Ask Amy: Friend Wants to "Out" Abuser to Others

By Amy Dickinson | January 8th, 2021

Do the neighbors deserve to know what he's done to his wife? Or is it none of their business?

Woman tries to stay away from her abuser

Dear Amy: I recently helped one of my neighbors to leave her emotionally abusive/narcissist husband.

He still lives nearby and sometimes joins a “social-distancing happy hour” on the block.

The others don’t know about his horrible mistreatment of his wife.

My secret desire is to “out” him as an abuser.

I want to enjoy the social hour, but hate being around this abuser, so what’s the best way to handle this?

— Hate Keeping This Secret

Dear Hate: I believe that the best way to react to this person is to show up and claim your own space in the social sphere – and completely ignore him.

Actual diagnosed narcissism seems to be quite rare, but narcissistic traits are more common and recognizable.

A true narcissist will want to provoke a response from you, and then will blame and bully you into being on the defensive – and you won’t even realize it while it’s happening. The encounter will only start to make sense to you later, when you deconstruct the dynamic.

By confronting him or reacting emotionally if he confronts you, you will have made his day. He might walk back to his house after a confrontation, believing he’d just had a triumphant experience.

You’ve already done your job, which was to help a friend. Your privilege now is to continue to behave with integrity, and simply not play this game by the rules he knows, but by the rules you set. You may think to yourself: “I despise you. I’m onto you. But you don’t ‘run’ me. Therefore, I have decided that you are of absolutely no consequence.”

The decision to “out” this person to others who know him should be made by his former wife. If you did this too soon in her process, you might unwittingly invite him back into her circle, giving him an excuse or a rationale for contacting and trying to manipulate her, because you — her friend — had been “mean,” “unfair,” or had “embarrassed” him in front of others.

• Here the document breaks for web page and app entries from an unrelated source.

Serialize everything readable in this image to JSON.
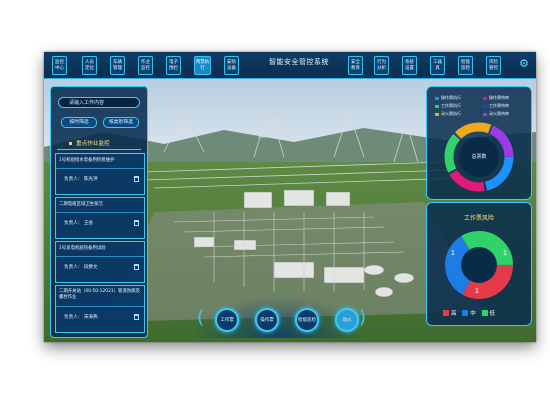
{
  "header": {
    "title": "智能安全管控系统",
    "nav_left": [
      {
        "label": "监控中心",
        "active": false
      },
      {
        "label": "人员定位",
        "active": false
      },
      {
        "label": "车辆管理",
        "active": false
      },
      {
        "label": "作业监控",
        "active": false
      },
      {
        "label": "电子围栏",
        "active": false
      },
      {
        "label": "两票执行",
        "active": true
      },
      {
        "label": "安防设备",
        "active": false
      }
    ],
    "nav_right": [
      {
        "label": "安全教育"
      },
      {
        "label": "行为分析"
      },
      {
        "label": "系统设置"
      },
      {
        "label": "工器具"
      },
      {
        "label": "智能巡检"
      },
      {
        "label": "风险管控"
      }
    ],
    "settings_icon": "gear-icon"
  },
  "left_panel": {
    "search_placeholder": "请输入工作内容",
    "tabs": [
      "按时筛选",
      "按类别筛选"
    ],
    "section_title": "重点作业监控",
    "cards": [
      {
        "title": "1号机组给水泵备用检修维护",
        "person": "负责人：  陈光洪"
      },
      {
        "title": "二期电缆区域卫生保洁",
        "person": "负责人：  王会"
      },
      {
        "title": "1号发电机组热备用试验",
        "person": "负责人：  段爵文"
      },
      {
        "title": "二期开关站（00-50-12021）管道防腐及螺栓作业",
        "person": "负责人：  宋海燕"
      }
    ]
  },
  "right_upper": {
    "center_label": "总票数",
    "legend": [
      {
        "label": "操作票执行",
        "color": "#1e90ff"
      },
      {
        "label": "操作票待审",
        "color": "#e0197a"
      },
      {
        "label": "工作票执行",
        "color": "#2fd36a"
      },
      {
        "label": "工作票待审",
        "color": "#1a3cff"
      },
      {
        "label": "动火票执行",
        "color": "#f0a81c"
      },
      {
        "label": "动火票待审",
        "color": "#9b3ce6"
      }
    ],
    "donut_colors": [
      "#1e90ff",
      "#e0197a",
      "#2fd36a",
      "#f0a81c",
      "#9b3ce6"
    ]
  },
  "right_lower": {
    "title": "工作票风险",
    "values": [
      "1",
      "1",
      "1"
    ],
    "legend": [
      {
        "label": "高",
        "color": "#e53a4a"
      },
      {
        "label": "中",
        "color": "#1e7ce6"
      },
      {
        "label": "低",
        "color": "#2fd36a"
      }
    ]
  },
  "dock": {
    "buttons": [
      {
        "label": "工作票",
        "active": false
      },
      {
        "label": "操作票",
        "active": false
      },
      {
        "label": "智能巡检",
        "active": false
      },
      {
        "label": "动火",
        "active": true
      }
    ]
  }
}
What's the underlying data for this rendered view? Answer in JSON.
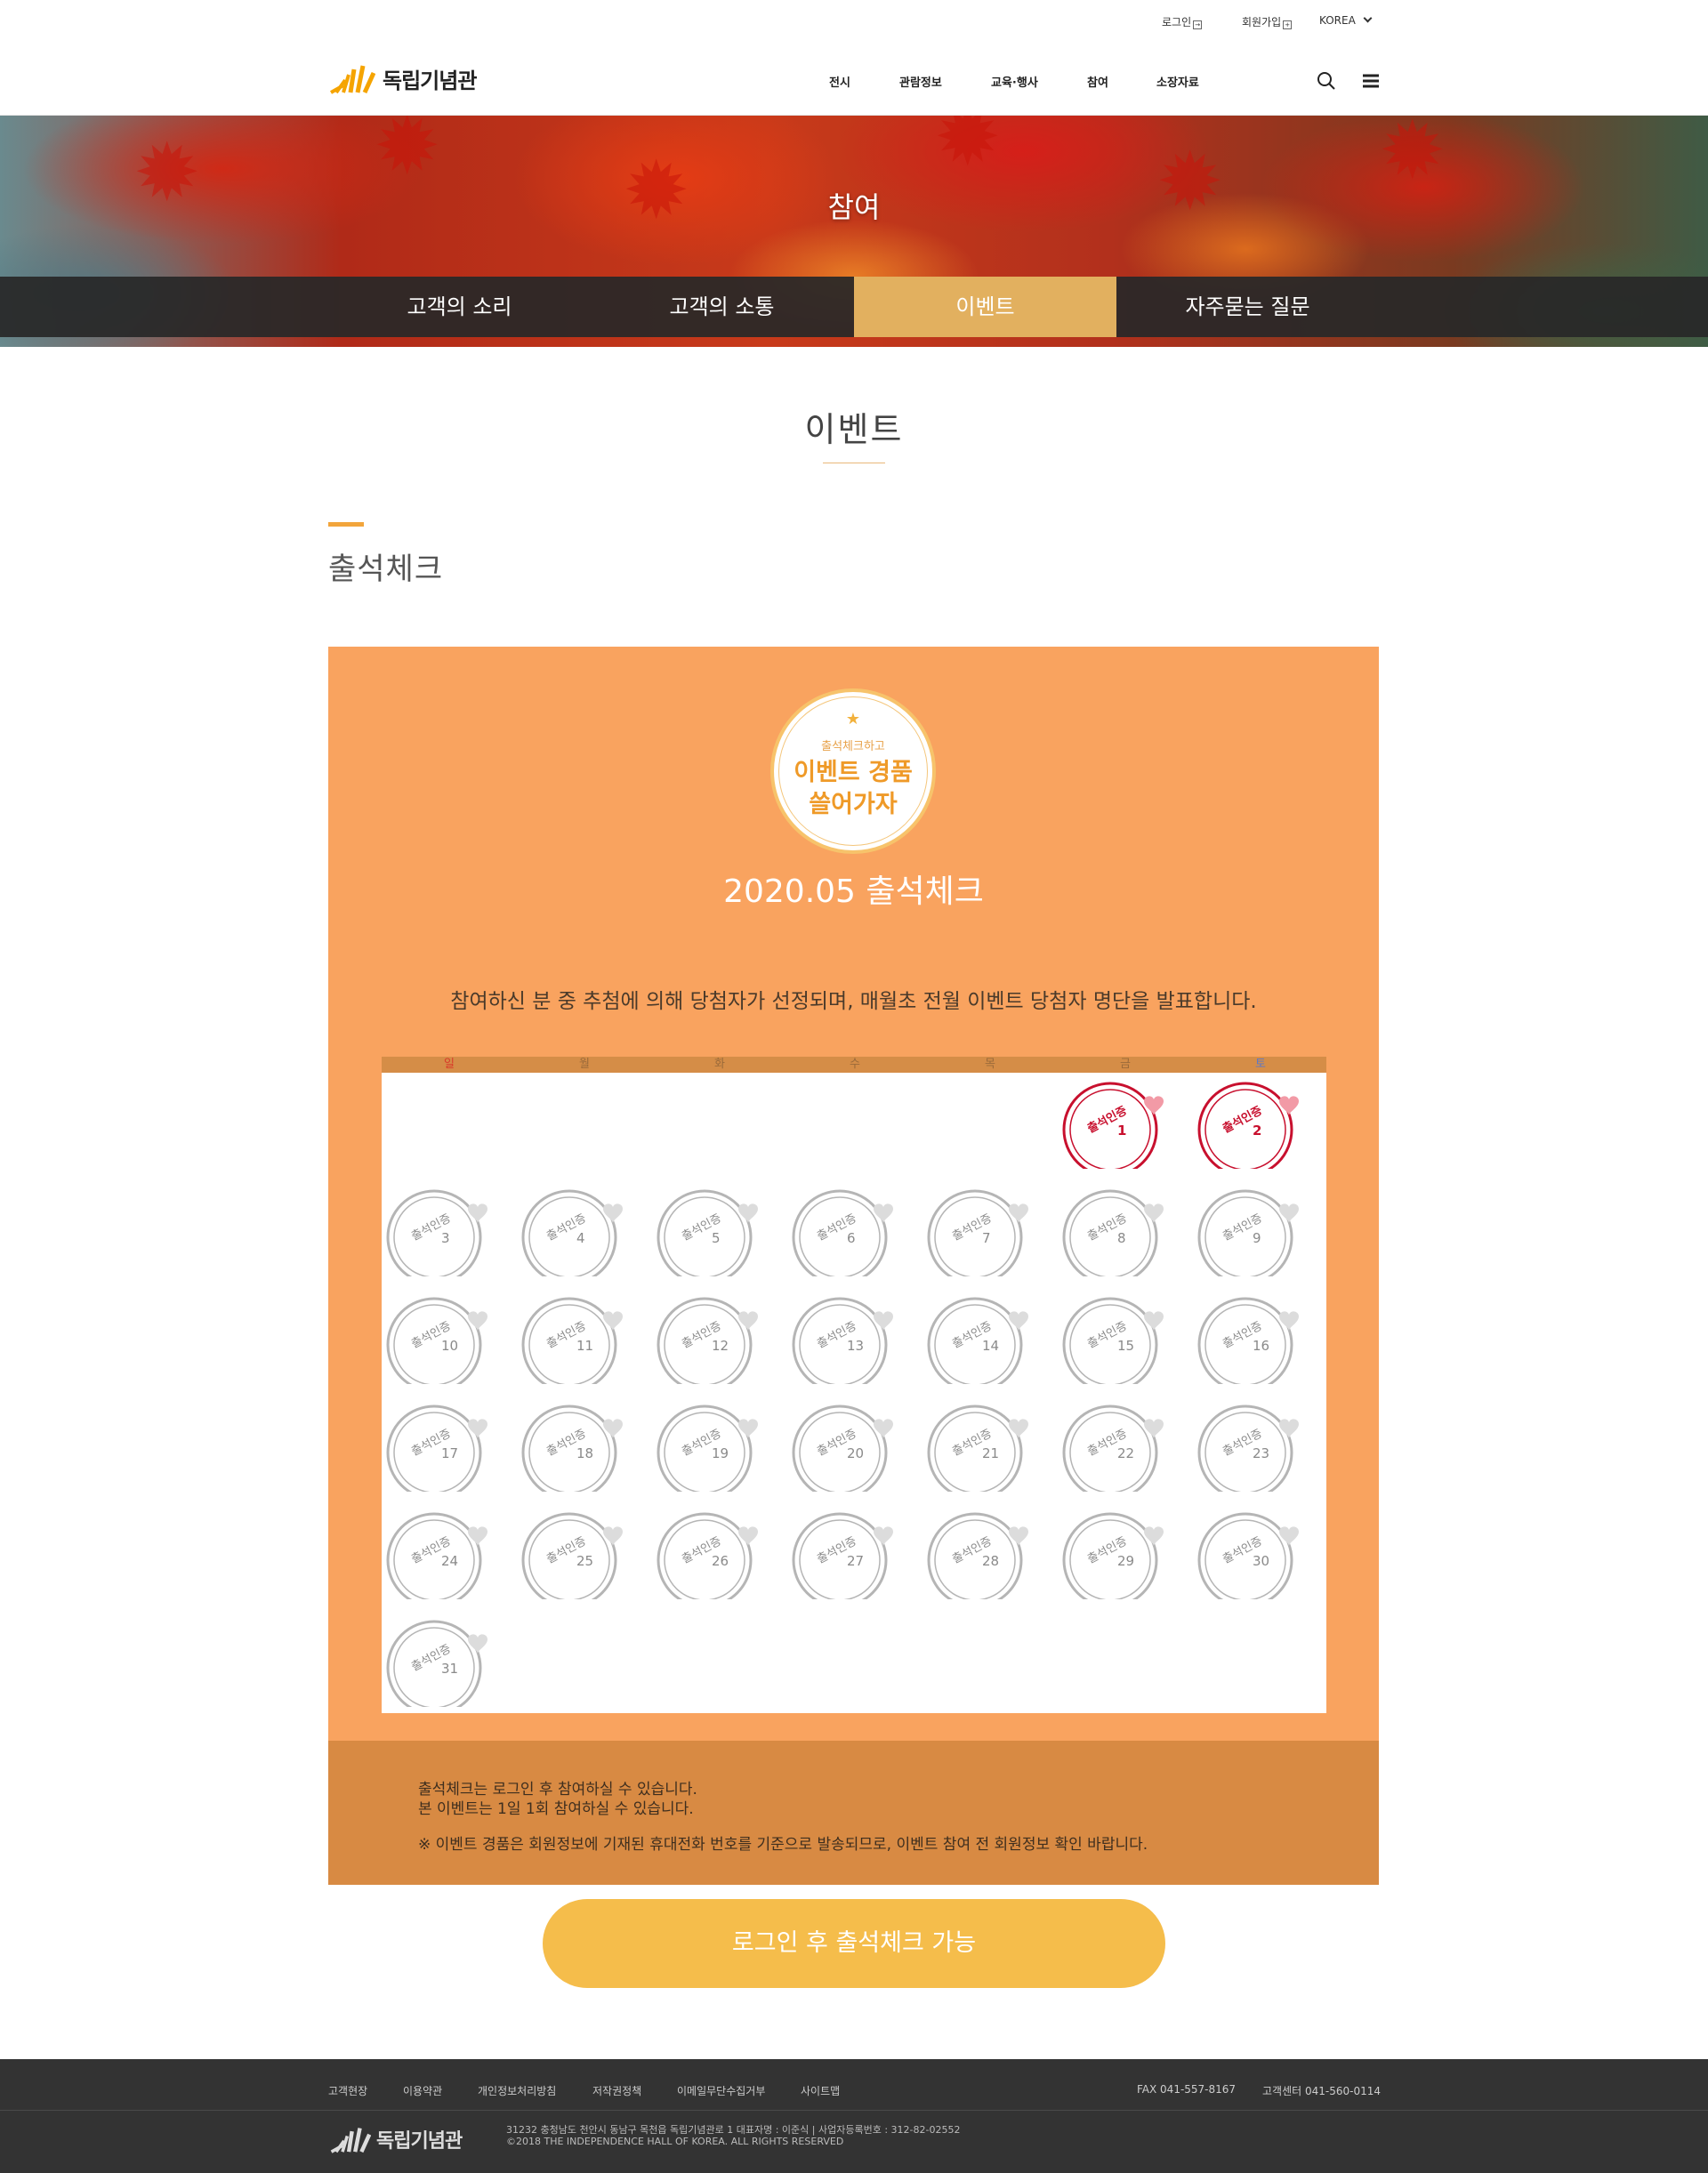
{
  "util": {
    "login": "로그인",
    "join": "회원가입",
    "lang": "KOREA"
  },
  "header": {
    "logo": "독립기념관",
    "nav": [
      "전시",
      "관람정보",
      "교육·행사",
      "참여",
      "소장자료"
    ]
  },
  "hero": {
    "title": "참여",
    "tabs": [
      "고객의 소리",
      "고객의 소통",
      "이벤트",
      "자주묻는 질문"
    ],
    "active_tab": 2
  },
  "page": {
    "title": "이벤트",
    "section": "출석체크"
  },
  "event": {
    "badge_small": "출석체크하고",
    "badge_line1": "이벤트 경품",
    "badge_line2": "쓸어가자",
    "title": "2020.05 출석체크",
    "desc": "참여하신 분 중 추첨에 의해 당첨자가 선정되며, 매월초 전월 이벤트 당첨자 명단을 발표합니다."
  },
  "calendar": {
    "weekdays": [
      "일",
      "월",
      "화",
      "수",
      "목",
      "금",
      "토"
    ],
    "stamp_label": "출석인증",
    "first_weekday_index": 5,
    "days_in_month": 31,
    "checked_days": [
      1,
      2
    ],
    "colors": {
      "checked": "#c8102e",
      "unchecked": "#b5b5b5",
      "heart_checked": "#f29aa6",
      "heart_unchecked": "#dcdcdc"
    }
  },
  "notice": {
    "line1": "출석체크는 로그인 후 참여하실 수 있습니다.",
    "line2": "본 이벤트는 1일 1회 참여하실 수 있습니다.",
    "line3": "※ 이벤트 경품은 회원정보에 기재된 휴대전화 번호를 기준으로 발송되므로, 이벤트 참여 전 회원정보 확인 바랍니다."
  },
  "button": {
    "login_check": "로그인 후 출석체크 가능"
  },
  "footer": {
    "links": [
      "고객현장",
      "이용약관",
      "개인정보처리방침",
      "저작권정책",
      "이메일무단수집거부",
      "사이트맵"
    ],
    "fax": "FAX 041-557-8167",
    "center": "고객센터 041-560-0114",
    "logo": "독립기념관",
    "address": "31232 충청남도 천안시 동남구 목천읍 독립기념관로 1 대표자명 : 이준식 | 사업자등록번호 : 312-82-02552",
    "copyright": "©2018 THE INDEPENDENCE HALL OF KOREA. ALL RIGHTS RESERVED"
  }
}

Want to get even more life tips from Amy? Read more of her advice columns here!

In the tradition of the great personal advice columnists, Chicago Tribune’s Amy Dickinson is a plainspoken straight shooter who relates to readers of all ages. She answers personal questions by addressing issues from both her head and her heart. A solid reporter, Dickinson researches her topics to provide readers with informed opinions and answers. Ask Amy, P.O. Box 194, Freeville, NY 13068

© 2021 by Amy Dickinson

More from Boomer